A physicist-turned-entrepreneur shares his experiences and offers advice for making a start-up business a success.
Cunningham chronicles his journey from the secure nest of NASA to the uncertain world of business, where he found personal and financial success. After starting a computer-systems company in the basement of a beauty salon in the mid-’60s, Cunningham sold a spinoff of that entity in 1989 for $44 million. Noting that small businesses drive economies but also have the highest failure rates, the author offers his unvarnished story of trial by fire. He hammers home his â€œNever Give Up!” theme with anecdotes of his small and large failures on the way to the top. Cunningham was a terrible salesman until he learned to stop talking and start listening. He also made mistakes in seeking financing and in making an inadvertent initial public offering of company stock. Instead of retreating, the author repeatedly dusted himself off, learned from his mistakes and pressed ahead. In his first attempt at courting venture capitalists, Cunningham was rejected 50 times. The process, he writes, honed his presentation skills. The author’s hunger for knowledge even led him to pick up the phone and call celebrated business author Peter Drucker for advice. The book suffers from insularity–the memoir format sometimes prevents the reader from being able to draw broad conclusions. Additionally, much of Cunningham’s tale takes place in the ’60s and ’70s, giving the book a dated feel which is furthered by the old photos and documents included. Useful, however, are the workshop-style questions tucked in the appendix, gently probing potential entrepreneurs to define their goals and leadership styles. Buried in the appendix are both a short course on cultivating constructive dissension and Cunningham’s account of his path to consulting and philanthropy work after selling his company. While the author does not break new ground here, he provides a genial chapter in the annals of entrepreneurial guidance.

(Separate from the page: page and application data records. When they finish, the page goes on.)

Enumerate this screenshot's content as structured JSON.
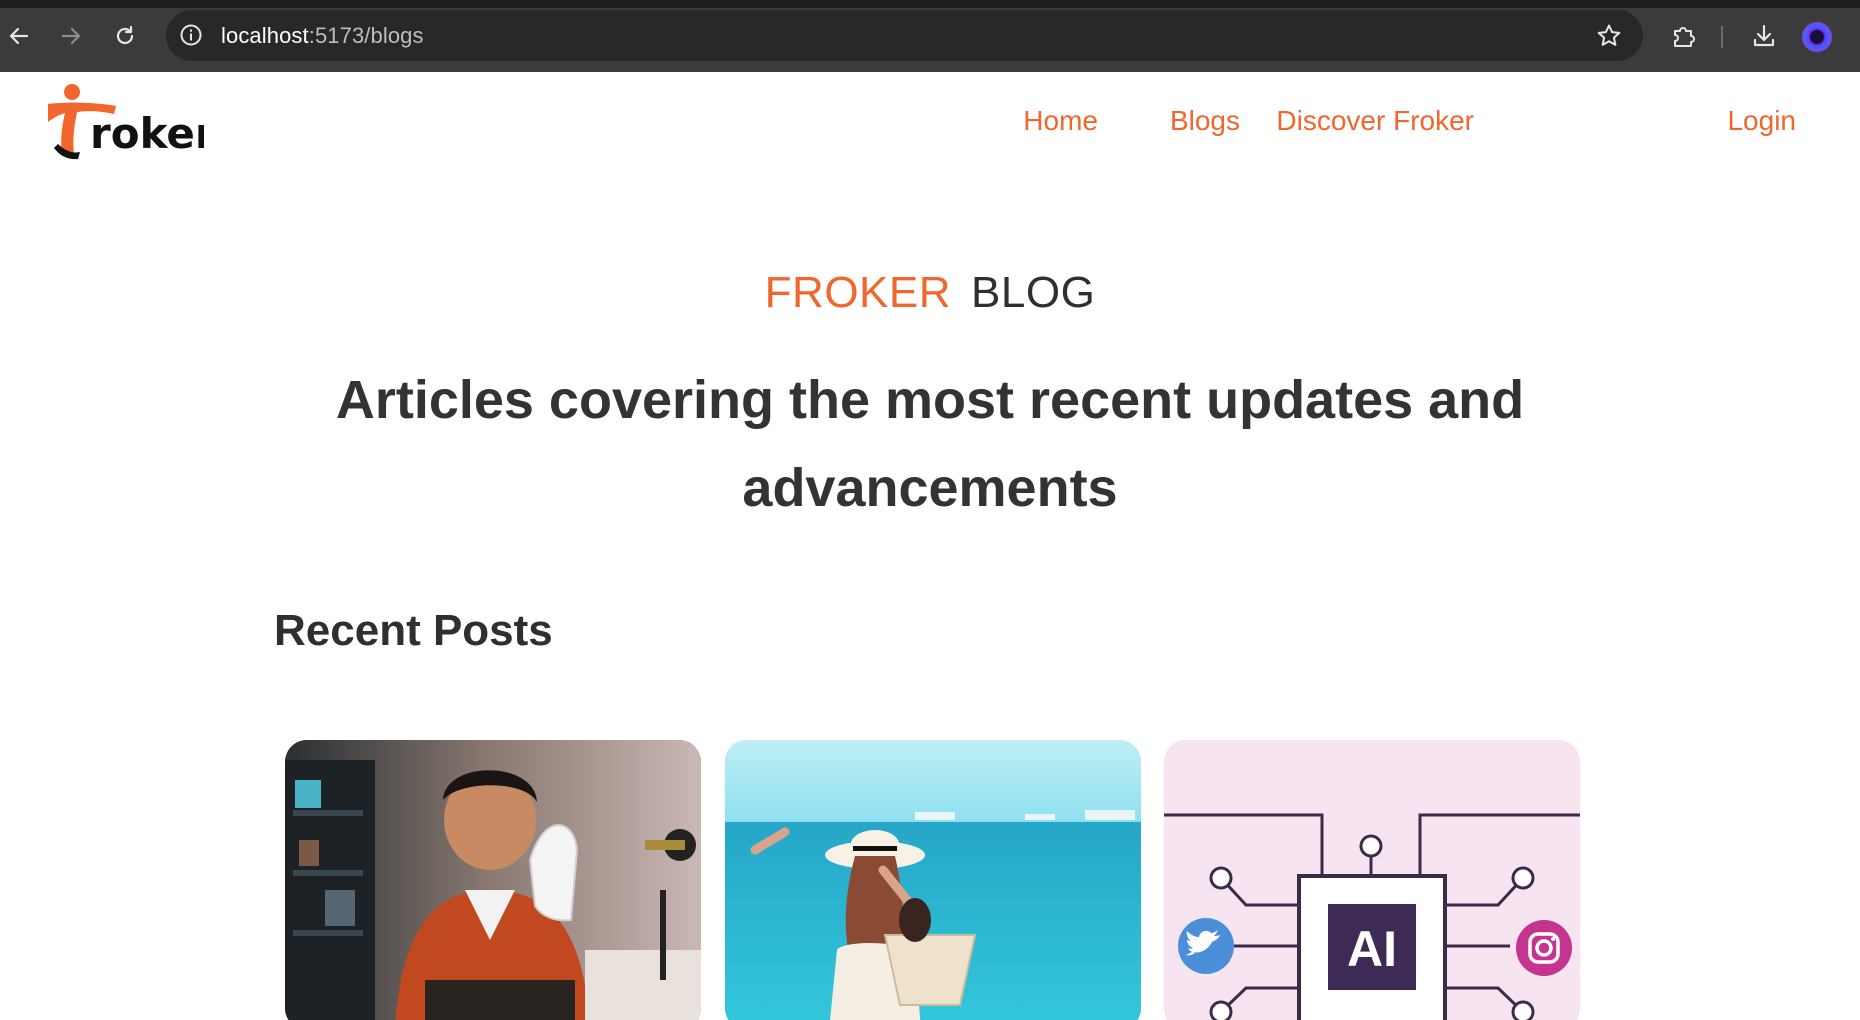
{
  "browser": {
    "url_host": "localhost",
    "url_path": ":5173/blogs"
  },
  "header": {
    "logo_text": "roker",
    "nav": [
      {
        "label": "Home"
      },
      {
        "label": "Blogs"
      },
      {
        "label": "Discover Froker"
      },
      {
        "label": "Login"
      }
    ]
  },
  "hero": {
    "eyebrow_accent": "FROKER",
    "eyebrow_rest": "BLOG",
    "headline": "Articles covering the most recent updates and advancements"
  },
  "recent": {
    "title": "Recent Posts",
    "cards": [
      {
        "image": "man-holding-sneaker-photo"
      },
      {
        "image": "woman-at-beach-photo"
      },
      {
        "image": "ai-chip-social-icons-illustration",
        "chip_text": "AI"
      }
    ]
  },
  "colors": {
    "accent": "#f0662d",
    "text": "#333333",
    "card3_bg": "#f6e4f1"
  }
}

A motivational success story that’s occasionally mired in data-entry details.